(Excerpts from an interface dataset)

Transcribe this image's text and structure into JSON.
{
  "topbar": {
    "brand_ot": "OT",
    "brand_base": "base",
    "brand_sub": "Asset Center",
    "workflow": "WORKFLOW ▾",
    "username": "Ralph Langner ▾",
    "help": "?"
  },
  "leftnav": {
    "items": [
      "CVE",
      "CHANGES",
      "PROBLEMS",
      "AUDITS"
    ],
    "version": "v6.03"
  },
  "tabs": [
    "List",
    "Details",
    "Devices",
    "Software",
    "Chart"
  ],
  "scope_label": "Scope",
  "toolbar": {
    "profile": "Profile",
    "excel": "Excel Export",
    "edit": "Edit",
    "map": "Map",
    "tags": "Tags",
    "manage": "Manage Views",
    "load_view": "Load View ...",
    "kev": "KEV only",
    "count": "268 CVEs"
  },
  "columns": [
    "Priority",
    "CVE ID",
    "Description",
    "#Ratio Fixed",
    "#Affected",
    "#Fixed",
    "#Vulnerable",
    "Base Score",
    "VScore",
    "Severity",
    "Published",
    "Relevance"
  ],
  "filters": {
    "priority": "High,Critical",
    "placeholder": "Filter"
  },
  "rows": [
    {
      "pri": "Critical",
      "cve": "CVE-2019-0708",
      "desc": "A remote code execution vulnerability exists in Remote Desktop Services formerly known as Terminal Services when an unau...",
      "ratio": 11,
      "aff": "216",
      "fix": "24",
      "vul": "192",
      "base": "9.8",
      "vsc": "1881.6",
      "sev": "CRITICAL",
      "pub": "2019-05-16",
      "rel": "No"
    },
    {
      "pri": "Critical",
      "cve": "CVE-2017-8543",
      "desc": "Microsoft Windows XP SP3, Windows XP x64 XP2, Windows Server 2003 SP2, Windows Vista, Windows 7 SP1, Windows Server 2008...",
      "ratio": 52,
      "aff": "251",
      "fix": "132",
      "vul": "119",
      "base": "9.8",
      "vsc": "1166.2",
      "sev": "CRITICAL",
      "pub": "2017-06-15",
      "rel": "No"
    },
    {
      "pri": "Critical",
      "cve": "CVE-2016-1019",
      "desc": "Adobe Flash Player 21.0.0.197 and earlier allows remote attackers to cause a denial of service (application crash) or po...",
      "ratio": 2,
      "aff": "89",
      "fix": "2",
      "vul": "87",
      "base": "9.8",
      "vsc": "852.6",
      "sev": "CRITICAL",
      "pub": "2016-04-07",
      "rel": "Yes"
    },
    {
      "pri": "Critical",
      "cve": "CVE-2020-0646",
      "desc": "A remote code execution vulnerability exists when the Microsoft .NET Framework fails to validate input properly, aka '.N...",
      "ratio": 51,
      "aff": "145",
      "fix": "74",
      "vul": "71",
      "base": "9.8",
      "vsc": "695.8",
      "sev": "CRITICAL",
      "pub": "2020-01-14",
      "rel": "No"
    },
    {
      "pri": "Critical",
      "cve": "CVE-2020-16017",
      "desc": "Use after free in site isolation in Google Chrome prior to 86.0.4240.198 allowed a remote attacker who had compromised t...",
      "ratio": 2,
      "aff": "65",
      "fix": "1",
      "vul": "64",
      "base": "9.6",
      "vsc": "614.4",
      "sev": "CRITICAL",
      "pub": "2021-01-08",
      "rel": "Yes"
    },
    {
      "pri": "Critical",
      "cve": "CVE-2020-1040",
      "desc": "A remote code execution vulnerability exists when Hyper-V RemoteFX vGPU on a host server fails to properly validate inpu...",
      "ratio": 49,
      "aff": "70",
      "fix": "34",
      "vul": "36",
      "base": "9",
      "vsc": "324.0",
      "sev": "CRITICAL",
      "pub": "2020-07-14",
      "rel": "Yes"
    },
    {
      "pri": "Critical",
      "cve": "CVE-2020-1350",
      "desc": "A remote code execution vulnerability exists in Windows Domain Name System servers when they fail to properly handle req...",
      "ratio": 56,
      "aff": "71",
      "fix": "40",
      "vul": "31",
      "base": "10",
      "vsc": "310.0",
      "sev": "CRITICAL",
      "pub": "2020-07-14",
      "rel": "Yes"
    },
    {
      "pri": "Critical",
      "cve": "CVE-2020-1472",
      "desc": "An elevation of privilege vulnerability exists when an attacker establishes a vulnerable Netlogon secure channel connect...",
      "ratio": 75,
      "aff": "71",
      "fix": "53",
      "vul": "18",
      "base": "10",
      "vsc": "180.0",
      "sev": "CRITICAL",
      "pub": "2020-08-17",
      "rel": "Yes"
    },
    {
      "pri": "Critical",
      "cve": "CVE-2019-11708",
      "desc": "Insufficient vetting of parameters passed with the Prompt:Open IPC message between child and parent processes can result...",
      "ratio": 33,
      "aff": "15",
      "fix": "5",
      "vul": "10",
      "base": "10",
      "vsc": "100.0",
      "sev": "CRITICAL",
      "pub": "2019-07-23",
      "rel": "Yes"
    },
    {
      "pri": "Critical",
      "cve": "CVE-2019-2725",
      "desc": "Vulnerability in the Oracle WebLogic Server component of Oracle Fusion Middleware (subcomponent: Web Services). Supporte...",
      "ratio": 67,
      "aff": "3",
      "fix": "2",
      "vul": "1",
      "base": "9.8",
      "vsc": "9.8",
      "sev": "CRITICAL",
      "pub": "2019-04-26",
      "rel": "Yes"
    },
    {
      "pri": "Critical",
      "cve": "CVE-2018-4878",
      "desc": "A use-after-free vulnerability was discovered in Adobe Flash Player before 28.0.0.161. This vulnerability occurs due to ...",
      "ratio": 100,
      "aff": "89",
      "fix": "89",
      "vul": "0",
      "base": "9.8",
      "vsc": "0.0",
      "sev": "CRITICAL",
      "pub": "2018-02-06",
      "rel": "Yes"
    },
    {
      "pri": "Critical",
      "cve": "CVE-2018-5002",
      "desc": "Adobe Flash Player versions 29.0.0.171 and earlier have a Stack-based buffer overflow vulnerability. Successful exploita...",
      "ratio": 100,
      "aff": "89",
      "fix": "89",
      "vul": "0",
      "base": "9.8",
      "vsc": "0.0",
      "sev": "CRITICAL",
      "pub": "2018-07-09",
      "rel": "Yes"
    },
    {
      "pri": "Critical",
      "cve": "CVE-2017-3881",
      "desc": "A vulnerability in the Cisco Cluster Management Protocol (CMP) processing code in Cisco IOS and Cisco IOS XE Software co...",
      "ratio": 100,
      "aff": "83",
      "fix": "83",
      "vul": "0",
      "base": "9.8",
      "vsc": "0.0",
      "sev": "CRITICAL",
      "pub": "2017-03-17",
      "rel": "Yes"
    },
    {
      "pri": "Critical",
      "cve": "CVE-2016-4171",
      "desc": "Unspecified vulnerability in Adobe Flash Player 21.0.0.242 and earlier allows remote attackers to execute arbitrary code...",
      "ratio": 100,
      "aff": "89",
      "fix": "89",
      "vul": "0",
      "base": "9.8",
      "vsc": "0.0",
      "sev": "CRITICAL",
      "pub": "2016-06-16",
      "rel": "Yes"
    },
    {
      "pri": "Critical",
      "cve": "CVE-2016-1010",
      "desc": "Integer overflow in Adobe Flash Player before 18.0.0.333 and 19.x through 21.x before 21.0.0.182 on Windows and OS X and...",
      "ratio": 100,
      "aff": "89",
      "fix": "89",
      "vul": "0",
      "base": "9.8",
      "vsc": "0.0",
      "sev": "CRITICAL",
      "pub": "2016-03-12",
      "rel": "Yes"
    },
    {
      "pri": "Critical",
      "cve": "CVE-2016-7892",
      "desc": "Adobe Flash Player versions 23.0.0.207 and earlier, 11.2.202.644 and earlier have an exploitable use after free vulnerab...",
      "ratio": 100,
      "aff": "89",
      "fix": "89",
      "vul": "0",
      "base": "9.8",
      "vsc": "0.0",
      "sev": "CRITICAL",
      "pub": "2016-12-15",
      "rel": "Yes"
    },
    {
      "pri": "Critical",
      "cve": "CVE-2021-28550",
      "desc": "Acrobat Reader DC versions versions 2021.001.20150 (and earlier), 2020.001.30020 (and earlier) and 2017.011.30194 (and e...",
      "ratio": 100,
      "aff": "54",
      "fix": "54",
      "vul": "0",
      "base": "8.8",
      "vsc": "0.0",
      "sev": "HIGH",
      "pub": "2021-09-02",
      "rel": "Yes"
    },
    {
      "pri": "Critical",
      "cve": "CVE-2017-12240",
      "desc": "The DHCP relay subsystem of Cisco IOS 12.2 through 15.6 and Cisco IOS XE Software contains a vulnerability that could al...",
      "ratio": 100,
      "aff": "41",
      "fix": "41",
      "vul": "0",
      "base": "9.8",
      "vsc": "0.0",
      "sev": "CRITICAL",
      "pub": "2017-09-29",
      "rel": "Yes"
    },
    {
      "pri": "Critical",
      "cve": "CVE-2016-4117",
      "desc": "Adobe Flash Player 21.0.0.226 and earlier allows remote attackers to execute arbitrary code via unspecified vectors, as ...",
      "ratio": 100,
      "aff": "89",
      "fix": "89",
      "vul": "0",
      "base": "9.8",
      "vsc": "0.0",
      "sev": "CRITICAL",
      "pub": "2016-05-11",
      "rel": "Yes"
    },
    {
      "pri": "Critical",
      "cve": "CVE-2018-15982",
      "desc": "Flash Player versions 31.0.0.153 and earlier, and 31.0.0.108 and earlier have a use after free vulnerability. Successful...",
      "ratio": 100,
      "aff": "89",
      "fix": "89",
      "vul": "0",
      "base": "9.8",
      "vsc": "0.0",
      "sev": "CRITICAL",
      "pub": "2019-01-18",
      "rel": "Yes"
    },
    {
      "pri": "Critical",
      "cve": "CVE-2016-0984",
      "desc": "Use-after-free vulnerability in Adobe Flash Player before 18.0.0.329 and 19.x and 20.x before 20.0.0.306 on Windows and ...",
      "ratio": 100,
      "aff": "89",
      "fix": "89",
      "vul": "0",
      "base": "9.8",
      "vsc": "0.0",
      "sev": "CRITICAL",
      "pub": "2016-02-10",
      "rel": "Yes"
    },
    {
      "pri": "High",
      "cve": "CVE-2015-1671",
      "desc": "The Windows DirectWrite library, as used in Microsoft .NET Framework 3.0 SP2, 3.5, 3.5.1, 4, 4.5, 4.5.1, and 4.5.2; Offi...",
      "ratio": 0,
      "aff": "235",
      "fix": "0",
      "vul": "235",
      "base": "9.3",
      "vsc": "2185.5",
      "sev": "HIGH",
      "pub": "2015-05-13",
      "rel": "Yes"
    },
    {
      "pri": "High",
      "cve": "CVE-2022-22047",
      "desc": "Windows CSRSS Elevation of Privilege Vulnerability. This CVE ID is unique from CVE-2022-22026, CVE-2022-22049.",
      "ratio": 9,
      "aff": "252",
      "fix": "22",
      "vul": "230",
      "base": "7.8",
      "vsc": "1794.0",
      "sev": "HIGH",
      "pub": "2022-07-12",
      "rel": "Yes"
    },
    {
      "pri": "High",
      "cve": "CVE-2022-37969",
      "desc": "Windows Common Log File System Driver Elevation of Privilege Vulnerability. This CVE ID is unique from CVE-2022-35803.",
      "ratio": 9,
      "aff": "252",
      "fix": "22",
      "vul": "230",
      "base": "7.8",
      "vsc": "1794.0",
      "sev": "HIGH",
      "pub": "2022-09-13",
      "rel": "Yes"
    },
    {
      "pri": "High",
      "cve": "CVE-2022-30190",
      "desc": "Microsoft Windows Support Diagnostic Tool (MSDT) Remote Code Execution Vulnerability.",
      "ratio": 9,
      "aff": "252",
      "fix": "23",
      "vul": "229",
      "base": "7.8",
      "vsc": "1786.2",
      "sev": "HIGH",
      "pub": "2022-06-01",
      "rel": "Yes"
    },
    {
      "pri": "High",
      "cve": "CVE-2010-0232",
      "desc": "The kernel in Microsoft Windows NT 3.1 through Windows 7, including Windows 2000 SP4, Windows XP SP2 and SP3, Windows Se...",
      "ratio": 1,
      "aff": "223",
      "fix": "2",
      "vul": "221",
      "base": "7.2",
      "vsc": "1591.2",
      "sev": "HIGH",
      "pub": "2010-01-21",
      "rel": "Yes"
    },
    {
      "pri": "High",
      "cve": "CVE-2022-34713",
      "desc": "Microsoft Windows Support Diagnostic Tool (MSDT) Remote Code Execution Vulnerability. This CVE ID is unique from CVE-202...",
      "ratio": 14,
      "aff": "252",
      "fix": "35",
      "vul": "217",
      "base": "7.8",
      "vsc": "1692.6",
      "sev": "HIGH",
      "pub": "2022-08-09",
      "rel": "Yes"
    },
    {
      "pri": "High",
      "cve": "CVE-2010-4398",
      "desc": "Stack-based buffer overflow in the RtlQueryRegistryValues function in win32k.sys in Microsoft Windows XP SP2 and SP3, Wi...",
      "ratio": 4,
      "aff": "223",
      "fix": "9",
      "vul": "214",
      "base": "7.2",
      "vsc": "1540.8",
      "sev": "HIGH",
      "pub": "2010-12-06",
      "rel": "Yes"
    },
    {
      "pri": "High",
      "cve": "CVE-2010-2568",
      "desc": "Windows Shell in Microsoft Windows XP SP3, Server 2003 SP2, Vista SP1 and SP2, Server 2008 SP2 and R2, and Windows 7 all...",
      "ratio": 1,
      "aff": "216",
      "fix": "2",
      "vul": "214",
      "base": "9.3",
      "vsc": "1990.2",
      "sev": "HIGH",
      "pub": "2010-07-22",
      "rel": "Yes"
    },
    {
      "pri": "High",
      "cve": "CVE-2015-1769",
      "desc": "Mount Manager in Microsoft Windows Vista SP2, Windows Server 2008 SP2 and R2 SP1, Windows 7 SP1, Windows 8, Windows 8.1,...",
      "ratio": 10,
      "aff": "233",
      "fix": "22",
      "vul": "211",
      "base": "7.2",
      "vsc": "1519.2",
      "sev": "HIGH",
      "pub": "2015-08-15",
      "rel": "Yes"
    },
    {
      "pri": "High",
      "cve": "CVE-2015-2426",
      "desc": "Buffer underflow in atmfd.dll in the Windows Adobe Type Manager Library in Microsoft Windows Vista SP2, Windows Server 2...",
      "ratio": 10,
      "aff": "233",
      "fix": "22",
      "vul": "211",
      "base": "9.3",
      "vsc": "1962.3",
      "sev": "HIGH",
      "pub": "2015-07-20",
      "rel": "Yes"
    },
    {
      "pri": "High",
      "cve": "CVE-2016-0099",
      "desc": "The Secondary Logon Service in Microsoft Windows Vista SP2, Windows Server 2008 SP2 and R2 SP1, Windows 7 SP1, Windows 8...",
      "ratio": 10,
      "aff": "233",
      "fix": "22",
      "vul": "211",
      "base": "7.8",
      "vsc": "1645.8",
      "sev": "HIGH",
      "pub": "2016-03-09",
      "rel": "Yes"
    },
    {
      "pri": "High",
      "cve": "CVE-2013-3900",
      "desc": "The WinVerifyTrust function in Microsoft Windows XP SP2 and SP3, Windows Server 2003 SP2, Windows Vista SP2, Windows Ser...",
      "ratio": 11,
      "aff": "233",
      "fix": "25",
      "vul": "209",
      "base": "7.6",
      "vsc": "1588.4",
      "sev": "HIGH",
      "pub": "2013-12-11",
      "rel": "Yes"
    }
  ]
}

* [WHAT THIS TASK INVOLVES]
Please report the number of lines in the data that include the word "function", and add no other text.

* [TASK RESULT]
2